What subject matter do you tackle after directing acclaimed films about a hunger strike and sex addiction? “My wife suggested I look into true accounts of slavery,” director Steve McQueen recalled. “She found this book, and as soon as she put it into my hand, that was it.” The book in question was the memoir 12 Years a Slave by Solomon Northrup, the story of a free black man working as a violinist in Washington before suddenly being abducted and sold into slavery in Louisiana. McQueen’s film depicts Northup’s endless struggle to survive, prove his innocence and be reunited with his family.
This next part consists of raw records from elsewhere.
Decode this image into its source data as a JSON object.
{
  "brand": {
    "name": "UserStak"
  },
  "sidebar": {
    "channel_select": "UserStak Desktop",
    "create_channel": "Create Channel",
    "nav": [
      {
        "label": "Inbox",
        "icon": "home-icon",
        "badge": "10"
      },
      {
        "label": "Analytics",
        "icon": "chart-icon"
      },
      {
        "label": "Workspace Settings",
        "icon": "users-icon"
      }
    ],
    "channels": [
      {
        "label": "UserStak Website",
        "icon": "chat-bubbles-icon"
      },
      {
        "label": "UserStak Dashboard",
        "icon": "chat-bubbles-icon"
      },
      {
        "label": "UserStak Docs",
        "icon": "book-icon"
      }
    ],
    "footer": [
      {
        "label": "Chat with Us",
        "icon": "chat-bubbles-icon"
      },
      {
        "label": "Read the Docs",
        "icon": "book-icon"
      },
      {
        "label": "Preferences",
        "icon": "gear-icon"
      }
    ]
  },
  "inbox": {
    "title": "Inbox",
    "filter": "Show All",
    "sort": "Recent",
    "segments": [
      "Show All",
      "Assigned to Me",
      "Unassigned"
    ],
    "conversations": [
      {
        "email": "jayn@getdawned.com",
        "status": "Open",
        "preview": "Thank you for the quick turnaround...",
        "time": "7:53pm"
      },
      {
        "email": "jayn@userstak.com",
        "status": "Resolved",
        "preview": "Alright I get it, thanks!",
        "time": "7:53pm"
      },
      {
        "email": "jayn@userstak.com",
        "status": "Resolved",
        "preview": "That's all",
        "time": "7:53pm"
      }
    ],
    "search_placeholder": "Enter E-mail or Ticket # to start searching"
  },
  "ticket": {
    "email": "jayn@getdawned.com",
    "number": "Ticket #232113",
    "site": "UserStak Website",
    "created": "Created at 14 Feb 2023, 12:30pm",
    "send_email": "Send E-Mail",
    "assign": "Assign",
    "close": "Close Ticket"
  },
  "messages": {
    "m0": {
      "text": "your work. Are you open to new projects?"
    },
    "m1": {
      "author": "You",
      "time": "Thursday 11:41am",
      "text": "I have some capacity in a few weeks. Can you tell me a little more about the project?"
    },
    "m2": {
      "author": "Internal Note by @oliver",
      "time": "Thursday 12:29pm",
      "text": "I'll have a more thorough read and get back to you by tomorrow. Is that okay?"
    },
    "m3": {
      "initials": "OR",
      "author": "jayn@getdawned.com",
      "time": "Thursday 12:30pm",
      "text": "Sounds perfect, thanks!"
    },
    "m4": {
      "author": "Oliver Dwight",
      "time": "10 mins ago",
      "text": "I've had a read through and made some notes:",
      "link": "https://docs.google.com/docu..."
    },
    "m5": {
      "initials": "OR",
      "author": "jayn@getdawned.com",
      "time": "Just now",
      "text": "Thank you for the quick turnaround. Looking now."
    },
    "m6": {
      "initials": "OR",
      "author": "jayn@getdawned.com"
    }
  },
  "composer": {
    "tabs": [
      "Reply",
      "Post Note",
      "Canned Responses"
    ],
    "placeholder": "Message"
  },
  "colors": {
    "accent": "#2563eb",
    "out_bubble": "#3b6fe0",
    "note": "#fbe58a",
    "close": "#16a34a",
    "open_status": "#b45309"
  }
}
Exceptional performances are imperative for a film that tackles such an immense and sadly neglected issue on the big screen. Deserved critical recognition for McQueen’s latest effort exceeds even that of his previous successes, Hunger and Shame, earning Academy Award nods for three of its main cast members – leading man Chiwetel Ejiofor, regular collaborator Michael Fassbender and newcomer Lupita Nyong’o – as well as nominations for Best Picture and Best Director.
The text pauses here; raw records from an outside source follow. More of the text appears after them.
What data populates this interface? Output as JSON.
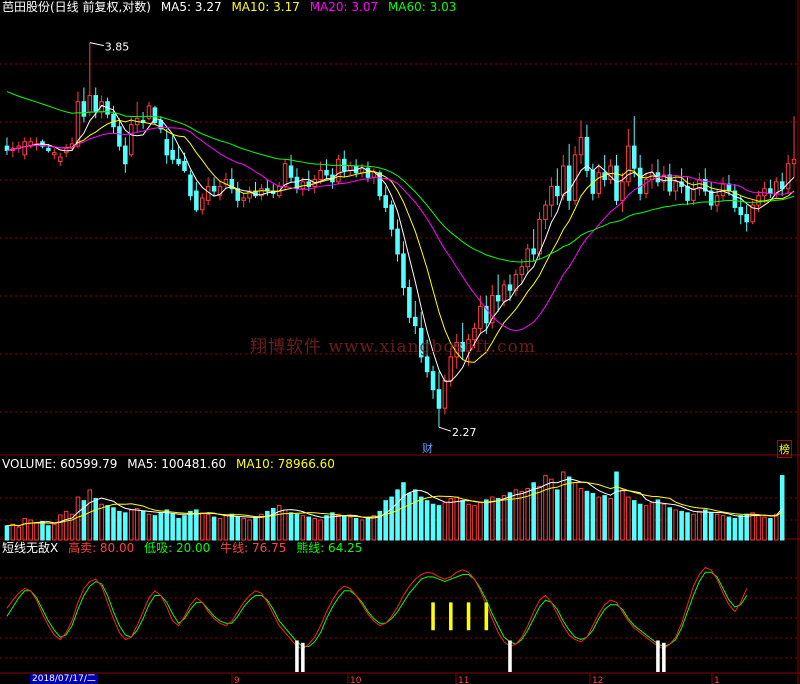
{
  "main": {
    "title": "芭田股份(日线 前复权,对数)",
    "ma5_label": "MA5: 3.27",
    "ma10_label": "MA10: 3.17",
    "ma20_label": "MA20: 3.07",
    "ma60_label": "MA60: 3.03",
    "high_marker": "3.85",
    "low_marker": "2.27",
    "tag_cai": "财",
    "tag_bang": "榜",
    "watermark": "翔博软件 www.xiangbosoft.com"
  },
  "volume": {
    "label": "VOLUME: 60599.79",
    "ma5_label": "MA5: 100481.60",
    "ma10_label": "MA10: 78966.60"
  },
  "indicator": {
    "name": "短线无敌X",
    "sell_label": "高卖: 80.00",
    "buy_label": "低吸: 20.00",
    "bull_label": "牛线: 76.75",
    "bear_label": "熊线: 64.25"
  },
  "axis": {
    "date_label": "2018/07/17/二",
    "month_labels": [
      "9",
      "10",
      "11",
      "12",
      "1"
    ]
  },
  "colors": {
    "up": "#ff3b3b",
    "down": "#54ffff",
    "ma5": "#ffffff",
    "ma10": "#ffff00",
    "ma20": "#ff00ff",
    "ma60": "#00ff00",
    "grid": "#8b0000"
  },
  "chart_data": {
    "type": "candlestick",
    "symbol": "芭田股份",
    "price_range": [
      2.27,
      3.85
    ],
    "last": {
      "ma5": 3.27,
      "ma10": 3.17,
      "ma20": 3.07,
      "ma60": 3.03,
      "volume": 60599.79,
      "vol_ma5": 100481.6,
      "vol_ma10": 78966.6,
      "bull": 76.75,
      "bear": 64.25
    },
    "indicator_thresholds": {
      "sell": 80.0,
      "buy": 20.0
    },
    "candles": [
      [
        3.34,
        3.38,
        3.3,
        3.32
      ],
      [
        3.32,
        3.36,
        3.29,
        3.33
      ],
      [
        3.33,
        3.36,
        3.31,
        3.34
      ],
      [
        3.3,
        3.38,
        3.28,
        3.36
      ],
      [
        3.34,
        3.38,
        3.33,
        3.36
      ],
      [
        3.35,
        3.38,
        3.32,
        3.35
      ],
      [
        3.36,
        3.37,
        3.33,
        3.34
      ],
      [
        3.33,
        3.35,
        3.31,
        3.32
      ],
      [
        3.3,
        3.33,
        3.28,
        3.31
      ],
      [
        3.27,
        3.31,
        3.25,
        3.29
      ],
      [
        3.31,
        3.35,
        3.29,
        3.33
      ],
      [
        3.33,
        3.38,
        3.32,
        3.35
      ],
      [
        3.34,
        3.6,
        3.33,
        3.55
      ],
      [
        3.55,
        3.62,
        3.45,
        3.48
      ],
      [
        3.5,
        3.85,
        3.48,
        3.58
      ],
      [
        3.58,
        3.62,
        3.47,
        3.5
      ],
      [
        3.5,
        3.58,
        3.47,
        3.55
      ],
      [
        3.55,
        3.57,
        3.47,
        3.49
      ],
      [
        3.49,
        3.53,
        3.4,
        3.43
      ],
      [
        3.43,
        3.47,
        3.32,
        3.34
      ],
      [
        3.34,
        3.38,
        3.22,
        3.26
      ],
      [
        3.3,
        3.48,
        3.29,
        3.44
      ],
      [
        3.44,
        3.55,
        3.4,
        3.47
      ],
      [
        3.46,
        3.5,
        3.42,
        3.45
      ],
      [
        3.47,
        3.55,
        3.46,
        3.53
      ],
      [
        3.52,
        3.53,
        3.44,
        3.45
      ],
      [
        3.46,
        3.48,
        3.4,
        3.42
      ],
      [
        3.37,
        3.42,
        3.26,
        3.3
      ],
      [
        3.32,
        3.39,
        3.26,
        3.28
      ],
      [
        3.28,
        3.34,
        3.25,
        3.26
      ],
      [
        3.27,
        3.31,
        3.22,
        3.23
      ],
      [
        3.21,
        3.23,
        3.1,
        3.12
      ],
      [
        3.14,
        3.18,
        3.05,
        3.06
      ],
      [
        3.06,
        3.13,
        3.04,
        3.11
      ],
      [
        3.1,
        3.2,
        3.08,
        3.16
      ],
      [
        3.16,
        3.2,
        3.12,
        3.14
      ],
      [
        3.12,
        3.18,
        3.1,
        3.16
      ],
      [
        3.17,
        3.22,
        3.15,
        3.19
      ],
      [
        3.19,
        3.24,
        3.13,
        3.15
      ],
      [
        3.15,
        3.18,
        3.07,
        3.1
      ],
      [
        3.1,
        3.13,
        3.07,
        3.11
      ],
      [
        3.11,
        3.16,
        3.09,
        3.14
      ],
      [
        3.14,
        3.18,
        3.11,
        3.12
      ],
      [
        3.12,
        3.17,
        3.1,
        3.15
      ],
      [
        3.15,
        3.19,
        3.12,
        3.14
      ],
      [
        3.14,
        3.17,
        3.11,
        3.13
      ],
      [
        3.12,
        3.18,
        3.11,
        3.16
      ],
      [
        3.16,
        3.28,
        3.14,
        3.26
      ],
      [
        3.25,
        3.3,
        3.18,
        3.2
      ],
      [
        3.2,
        3.24,
        3.13,
        3.15
      ],
      [
        3.15,
        3.2,
        3.12,
        3.18
      ],
      [
        3.18,
        3.23,
        3.14,
        3.16
      ],
      [
        3.16,
        3.21,
        3.13,
        3.19
      ],
      [
        3.19,
        3.27,
        3.17,
        3.23
      ],
      [
        3.23,
        3.28,
        3.19,
        3.21
      ],
      [
        3.21,
        3.24,
        3.15,
        3.18
      ],
      [
        3.18,
        3.3,
        3.17,
        3.28
      ],
      [
        3.28,
        3.32,
        3.2,
        3.23
      ],
      [
        3.23,
        3.27,
        3.21,
        3.25
      ],
      [
        3.25,
        3.28,
        3.2,
        3.22
      ],
      [
        3.22,
        3.26,
        3.2,
        3.24
      ],
      [
        3.24,
        3.27,
        3.18,
        3.2
      ],
      [
        3.2,
        3.24,
        3.17,
        3.22
      ],
      [
        3.22,
        3.23,
        3.1,
        3.12
      ],
      [
        3.12,
        3.16,
        3.05,
        3.07
      ],
      [
        3.08,
        3.1,
        2.95,
        2.98
      ],
      [
        2.98,
        3.02,
        2.85,
        2.88
      ],
      [
        2.88,
        2.93,
        2.72,
        2.75
      ],
      [
        2.75,
        2.78,
        2.62,
        2.64
      ],
      [
        2.64,
        2.7,
        2.58,
        2.61
      ],
      [
        2.6,
        2.66,
        2.48,
        2.5
      ],
      [
        2.5,
        2.56,
        2.43,
        2.45
      ],
      [
        2.45,
        2.47,
        2.36,
        2.39
      ],
      [
        2.39,
        2.45,
        2.27,
        2.33
      ],
      [
        2.33,
        2.44,
        2.31,
        2.42
      ],
      [
        2.42,
        2.53,
        2.4,
        2.5
      ],
      [
        2.5,
        2.58,
        2.46,
        2.55
      ],
      [
        2.55,
        2.62,
        2.49,
        2.52
      ],
      [
        2.52,
        2.58,
        2.47,
        2.56
      ],
      [
        2.56,
        2.62,
        2.53,
        2.6
      ],
      [
        2.6,
        2.72,
        2.58,
        2.68
      ],
      [
        2.68,
        2.72,
        2.58,
        2.62
      ],
      [
        2.62,
        2.76,
        2.6,
        2.72
      ],
      [
        2.72,
        2.8,
        2.66,
        2.7
      ],
      [
        2.7,
        2.78,
        2.68,
        2.76
      ],
      [
        2.76,
        2.8,
        2.7,
        2.74
      ],
      [
        2.74,
        2.82,
        2.72,
        2.8
      ],
      [
        2.8,
        2.86,
        2.76,
        2.83
      ],
      [
        2.83,
        2.92,
        2.8,
        2.9
      ],
      [
        2.9,
        2.98,
        2.85,
        2.88
      ],
      [
        2.88,
        3.05,
        2.86,
        3.02
      ],
      [
        3.02,
        3.1,
        2.98,
        3.08
      ],
      [
        3.08,
        3.2,
        3.03,
        3.16
      ],
      [
        3.16,
        3.24,
        3.08,
        3.12
      ],
      [
        3.12,
        3.3,
        3.1,
        3.25
      ],
      [
        3.25,
        3.35,
        3.06,
        3.1
      ],
      [
        3.1,
        3.34,
        3.08,
        3.3
      ],
      [
        3.3,
        3.46,
        3.26,
        3.38
      ],
      [
        3.38,
        3.44,
        3.2,
        3.23
      ],
      [
        3.23,
        3.26,
        3.1,
        3.13
      ],
      [
        3.13,
        3.26,
        3.11,
        3.22
      ],
      [
        3.22,
        3.3,
        3.16,
        3.19
      ],
      [
        3.19,
        3.28,
        3.17,
        3.25
      ],
      [
        3.25,
        3.3,
        3.08,
        3.1
      ],
      [
        3.1,
        3.22,
        3.05,
        3.18
      ],
      [
        3.18,
        3.42,
        3.16,
        3.34
      ],
      [
        3.34,
        3.48,
        3.2,
        3.24
      ],
      [
        3.24,
        3.3,
        3.1,
        3.13
      ],
      [
        3.13,
        3.22,
        3.11,
        3.19
      ],
      [
        3.19,
        3.26,
        3.15,
        3.22
      ],
      [
        3.22,
        3.28,
        3.16,
        3.18
      ],
      [
        3.18,
        3.25,
        3.14,
        3.21
      ],
      [
        3.21,
        3.26,
        3.12,
        3.14
      ],
      [
        3.14,
        3.2,
        3.1,
        3.18
      ],
      [
        3.18,
        3.24,
        3.13,
        3.16
      ],
      [
        3.16,
        3.2,
        3.08,
        3.1
      ],
      [
        3.1,
        3.18,
        3.08,
        3.15
      ],
      [
        3.15,
        3.22,
        3.12,
        3.19
      ],
      [
        3.19,
        3.24,
        3.12,
        3.14
      ],
      [
        3.14,
        3.18,
        3.06,
        3.08
      ],
      [
        3.08,
        3.15,
        3.05,
        3.12
      ],
      [
        3.12,
        3.2,
        3.1,
        3.17
      ],
      [
        3.17,
        3.21,
        3.12,
        3.14
      ],
      [
        3.14,
        3.17,
        3.05,
        3.07
      ],
      [
        3.07,
        3.12,
        3.0,
        3.04
      ],
      [
        3.04,
        3.08,
        2.97,
        3.01
      ],
      [
        3.01,
        3.1,
        3.0,
        3.08
      ],
      [
        3.08,
        3.14,
        3.05,
        3.12
      ],
      [
        3.12,
        3.18,
        3.09,
        3.15
      ],
      [
        3.15,
        3.19,
        3.11,
        3.13
      ],
      [
        3.13,
        3.2,
        3.11,
        3.18
      ],
      [
        3.18,
        3.22,
        3.12,
        3.15
      ],
      [
        3.15,
        3.3,
        3.13,
        3.26
      ],
      [
        3.26,
        3.48,
        3.2,
        3.28
      ]
    ],
    "volume_series": [
      20,
      22,
      18,
      30,
      28,
      24,
      26,
      20,
      22,
      35,
      40,
      36,
      60,
      55,
      70,
      58,
      50,
      48,
      45,
      40,
      38,
      42,
      44,
      40,
      36,
      34,
      38,
      42,
      36,
      30,
      34,
      40,
      42,
      38,
      36,
      32,
      30,
      34,
      36,
      32,
      30,
      28,
      32,
      36,
      40,
      44,
      48,
      42,
      38,
      36,
      34,
      32,
      30,
      28,
      34,
      38,
      36,
      34,
      32,
      30,
      28,
      30,
      34,
      40,
      55,
      60,
      70,
      80,
      65,
      70,
      60,
      55,
      50,
      48,
      52,
      58,
      60,
      55,
      50,
      48,
      52,
      56,
      60,
      58,
      62,
      66,
      70,
      68,
      72,
      80,
      75,
      90,
      85,
      70,
      95,
      88,
      80,
      72,
      68,
      65,
      60,
      62,
      58,
      95,
      70,
      60,
      55,
      50,
      48,
      52,
      56,
      50,
      45,
      42,
      40,
      38,
      36,
      40,
      42,
      38,
      36,
      34,
      32,
      30,
      34,
      36,
      38,
      34,
      32,
      30,
      36,
      90
    ],
    "bull_line": [
      55,
      62,
      68,
      72,
      70,
      62,
      50,
      40,
      32,
      28,
      34,
      44,
      60,
      72,
      78,
      80,
      74,
      60,
      46,
      34,
      28,
      30,
      40,
      52,
      64,
      70,
      66,
      56,
      44,
      40,
      48,
      58,
      64,
      60,
      52,
      46,
      42,
      40,
      44,
      52,
      60,
      66,
      70,
      68,
      60,
      50,
      40,
      34,
      28,
      22,
      20,
      24,
      30,
      40,
      52,
      62,
      70,
      74,
      72,
      66,
      58,
      50,
      44,
      40,
      42,
      48,
      56,
      66,
      74,
      80,
      84,
      86,
      85,
      82,
      80,
      82,
      86,
      88,
      86,
      80,
      70,
      58,
      46,
      34,
      26,
      22,
      24,
      30,
      40,
      52,
      62,
      66,
      60,
      50,
      40,
      32,
      28,
      26,
      30,
      40,
      50,
      58,
      62,
      60,
      52,
      44,
      38,
      34,
      30,
      26,
      22,
      20,
      24,
      30,
      42,
      58,
      74,
      84,
      90,
      88,
      80,
      68,
      58,
      52,
      60,
      72
    ],
    "bear_line": [
      48,
      56,
      64,
      70,
      70,
      64,
      54,
      44,
      36,
      30,
      32,
      40,
      54,
      66,
      74,
      78,
      76,
      66,
      52,
      40,
      32,
      30,
      36,
      46,
      58,
      66,
      66,
      60,
      50,
      42,
      46,
      54,
      60,
      60,
      54,
      48,
      44,
      42,
      42,
      48,
      56,
      62,
      66,
      66,
      62,
      54,
      44,
      38,
      32,
      26,
      22,
      22,
      26,
      34,
      46,
      56,
      64,
      70,
      70,
      66,
      60,
      52,
      46,
      42,
      42,
      46,
      52,
      60,
      68,
      74,
      80,
      82,
      82,
      80,
      78,
      80,
      82,
      84,
      84,
      80,
      72,
      62,
      50,
      40,
      30,
      26,
      24,
      28,
      36,
      46,
      56,
      62,
      60,
      54,
      44,
      36,
      30,
      28,
      30,
      36,
      46,
      54,
      58,
      58,
      54,
      46,
      40,
      36,
      32,
      28,
      24,
      22,
      24,
      28,
      38,
      52,
      66,
      78,
      86,
      86,
      82,
      72,
      62,
      56,
      58,
      66
    ]
  }
}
Nyong’o is Patsey, a slave repeatedly tormented and raped by sadistic plantation owner, Edwin Epps, played by Fassbender. The scenes of her torture are as harrowing as anything you are ever likely to see in the cinema, and their delivery is a testament to Nyong’o’s conviction and acting prowess.
The monumental impression left by the film is aided by the cinematography, which brings accuracy to this representation of the unrelenting treatment of black slaves in 1840s America. McQueen’s decision to shoot on location in Louisiana allows the film to harness the beauty of a South that is as oppressive as its climate.
While the anticipated ending might seem sudden, the final scene is sure to shatter even the hardest of hearts, and audiences will be left stunned by this depiction of tormented life they have just witnessed on screen.
It may truly be, as some critics are calling it, “the most powerful film ever made.” Perhaps even the most moving that will ever be made. For what subject matter is more horrific than that of dehumanisation based on racial prejudice? While justice in the film was granted for one, McQueen reminds us that death was the only freedom for thousands of slaves who were forced to endure a lifetime of unthinkable abuse.
12 Years a Slave is a film you’ll never want to see again, but one you will appreciate for the milestone in film-making that it represents. The picture Hollywood feared to make has now been made and it affirms the right of art to speak the unspeakable.